when a band is looking for a manager - i always assume two things - 1) they probably just got out of a messy situation where someone hurt them and damaged their trust and 2) they have a million people (whether it’s friends, other bands, or even their fellow team members) giving them bad advice about the type of person that should fill that role - especially considering none of those people likely know what it takes to actually do that role properly - and yet no one has probably listened to what they actually want. so needless to say within the first few minutes of talking to a potentially new client - i have to try to figure out all the elements that are in play and decide if i think that a) i’m the right person to get them to where they want to go, b) they are the type of people i want to work with, and c) we share the same vision and goals about what the next step should be. if i can’t answer yes to all 3 of those, i usually walk out of the meeting or get off the call knowing this ain’t gonna happen, cut my losses & move on to the next. it’s a simple and easy process - but it doesn’t mean i don’t get pissed off when i don’t get my way.
lucky for me, the clients i have signed all are doing great things and have me incredibly excited about this coming year. this providence is working on a new record that i think it’s going to define their career and take them to the places we first discussed over sushi in philadelphia 2 years ago. after 6 years, leslie is finally releasing their debut album independently and there feels like there’s some momentum building behind it. and a rocket to the moon is finishing up a stellar first record cycle - finishing off with what i anticipate to be a sellout tour for their first north american headliner, followed by strong first uk and indonesia run, and then beginning work this summer on their 2nd album which has all the makings of becoming the album that should break the band.
the company i work for is in a great place. we’re all very hungry to find new talent, we have a lot of great records coming out this year, and honestly our roster has never been stronger or more diverse. i’ve never felt more support within a company to make sure everyone succeeds than i do right now at aware and it’s an awesome feeling.
so you can understand my frustration, when with all of those positives - i heard that a festival talent buyer with very little experience in managing bands just signed 2 bands that i love and was in the running for, simply based on the fact that the bands thought that firm would add them to all the festivals they book and had a “hipper / more cred roster.”
that’s what threw me over the edge. i’m sure that firm could end up being a great management home to those clients and i didn’t disagree that their roster may have more similar artists to the client. my frustration came from the fact that i know great management comes from being able to size up every aspect of that band’s business, find new ways to increase revenue and create new opportunities, while also being so passionate about the project that you’ll do everything in your power to make sure it’s a success. in both meetings, i felt i had relayed that and i felt i had put myself out there without being a used car salesman.
but after many a night racking my brain and after using the term “stupid sons of bitches” one too many times - i decided to not let it eat me up, and that if they couldn’t see the positives that me & my firm bring to the table - then i hope they get the attention and focus they want some place else. at the end of the day, i shouldn’t rush situations and when the right clients come along, as they always do, i’ll be able to be apart of taking their careers farther than they thought, and that’s a good feeling.
with that peace of mind - i removed work related activities from my evenings & was able to spend the rest of the week doing more important things, like meeting up w/ friends i haven’t seen in awhile, seeing some great movies, continuing to figure out my 30 before 30 list (i’m at 18 right now, so i need more requests) and even doing something i haven’t done in years - going on an actual blind date that i thought went surprisingly well.
so hopefully i’ll be able to continue that trend and not get shot down for a second date, but even if i don’t accomplish those things - what’s the worst that’s going to happen?

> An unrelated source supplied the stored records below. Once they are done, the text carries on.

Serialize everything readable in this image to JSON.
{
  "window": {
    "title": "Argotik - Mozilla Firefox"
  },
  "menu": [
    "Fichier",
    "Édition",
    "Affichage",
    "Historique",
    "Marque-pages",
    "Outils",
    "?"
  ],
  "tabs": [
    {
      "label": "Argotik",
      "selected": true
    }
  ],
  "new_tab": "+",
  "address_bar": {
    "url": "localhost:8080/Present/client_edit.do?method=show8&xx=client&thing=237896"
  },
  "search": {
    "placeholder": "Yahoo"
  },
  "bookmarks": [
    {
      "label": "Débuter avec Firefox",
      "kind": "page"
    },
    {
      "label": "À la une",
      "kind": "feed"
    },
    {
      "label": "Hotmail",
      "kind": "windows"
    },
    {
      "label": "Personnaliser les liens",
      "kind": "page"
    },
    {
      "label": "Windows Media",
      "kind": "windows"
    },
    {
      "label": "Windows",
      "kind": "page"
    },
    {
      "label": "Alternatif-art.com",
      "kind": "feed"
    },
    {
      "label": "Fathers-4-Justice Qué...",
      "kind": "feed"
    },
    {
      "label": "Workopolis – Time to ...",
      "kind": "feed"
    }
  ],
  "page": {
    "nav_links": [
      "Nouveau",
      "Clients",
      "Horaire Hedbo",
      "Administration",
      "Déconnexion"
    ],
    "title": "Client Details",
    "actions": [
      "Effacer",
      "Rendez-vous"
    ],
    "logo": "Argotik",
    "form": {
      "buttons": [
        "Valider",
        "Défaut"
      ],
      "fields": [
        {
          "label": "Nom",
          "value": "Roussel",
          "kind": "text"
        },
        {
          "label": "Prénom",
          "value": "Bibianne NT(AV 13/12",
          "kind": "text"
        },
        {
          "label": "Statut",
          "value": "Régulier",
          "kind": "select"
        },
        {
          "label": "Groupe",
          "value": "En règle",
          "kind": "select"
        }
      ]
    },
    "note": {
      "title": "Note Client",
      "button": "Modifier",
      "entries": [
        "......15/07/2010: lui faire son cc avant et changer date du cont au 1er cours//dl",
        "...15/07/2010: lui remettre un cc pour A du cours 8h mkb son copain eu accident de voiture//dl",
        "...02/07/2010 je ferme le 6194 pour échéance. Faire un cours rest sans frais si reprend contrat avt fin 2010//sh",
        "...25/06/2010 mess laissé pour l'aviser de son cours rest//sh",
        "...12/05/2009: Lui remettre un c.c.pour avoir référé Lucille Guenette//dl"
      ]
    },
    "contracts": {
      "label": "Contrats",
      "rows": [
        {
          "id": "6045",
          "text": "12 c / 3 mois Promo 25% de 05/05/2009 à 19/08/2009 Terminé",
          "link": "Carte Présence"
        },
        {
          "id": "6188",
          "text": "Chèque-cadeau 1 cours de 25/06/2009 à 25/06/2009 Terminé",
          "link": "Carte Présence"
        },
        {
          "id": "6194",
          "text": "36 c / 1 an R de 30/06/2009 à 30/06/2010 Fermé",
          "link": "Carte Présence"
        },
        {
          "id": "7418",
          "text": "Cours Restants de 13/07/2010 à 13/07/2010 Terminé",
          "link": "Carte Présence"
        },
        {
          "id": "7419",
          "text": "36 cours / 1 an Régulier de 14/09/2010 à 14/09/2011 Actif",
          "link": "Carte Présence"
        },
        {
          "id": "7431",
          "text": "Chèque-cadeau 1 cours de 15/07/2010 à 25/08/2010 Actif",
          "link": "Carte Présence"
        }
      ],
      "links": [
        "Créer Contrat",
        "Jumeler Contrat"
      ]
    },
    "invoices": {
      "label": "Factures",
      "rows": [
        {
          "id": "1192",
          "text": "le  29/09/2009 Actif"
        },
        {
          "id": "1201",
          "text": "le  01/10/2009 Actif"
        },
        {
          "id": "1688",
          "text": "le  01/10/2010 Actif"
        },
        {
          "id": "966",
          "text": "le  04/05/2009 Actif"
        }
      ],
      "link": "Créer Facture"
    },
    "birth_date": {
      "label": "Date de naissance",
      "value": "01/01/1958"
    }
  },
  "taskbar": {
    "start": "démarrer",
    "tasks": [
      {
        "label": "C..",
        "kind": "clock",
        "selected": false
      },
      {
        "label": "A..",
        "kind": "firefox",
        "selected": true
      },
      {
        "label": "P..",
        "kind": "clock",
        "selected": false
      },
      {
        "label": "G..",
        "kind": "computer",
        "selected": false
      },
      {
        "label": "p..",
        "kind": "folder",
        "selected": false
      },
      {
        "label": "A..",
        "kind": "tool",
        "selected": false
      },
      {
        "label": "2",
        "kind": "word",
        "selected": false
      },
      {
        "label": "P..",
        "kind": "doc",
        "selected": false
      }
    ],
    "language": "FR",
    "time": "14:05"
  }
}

OK i might blow up a building filled with hipsters and try to kill a bunch of babies but really the world needs less hipsters…and babies. win, win.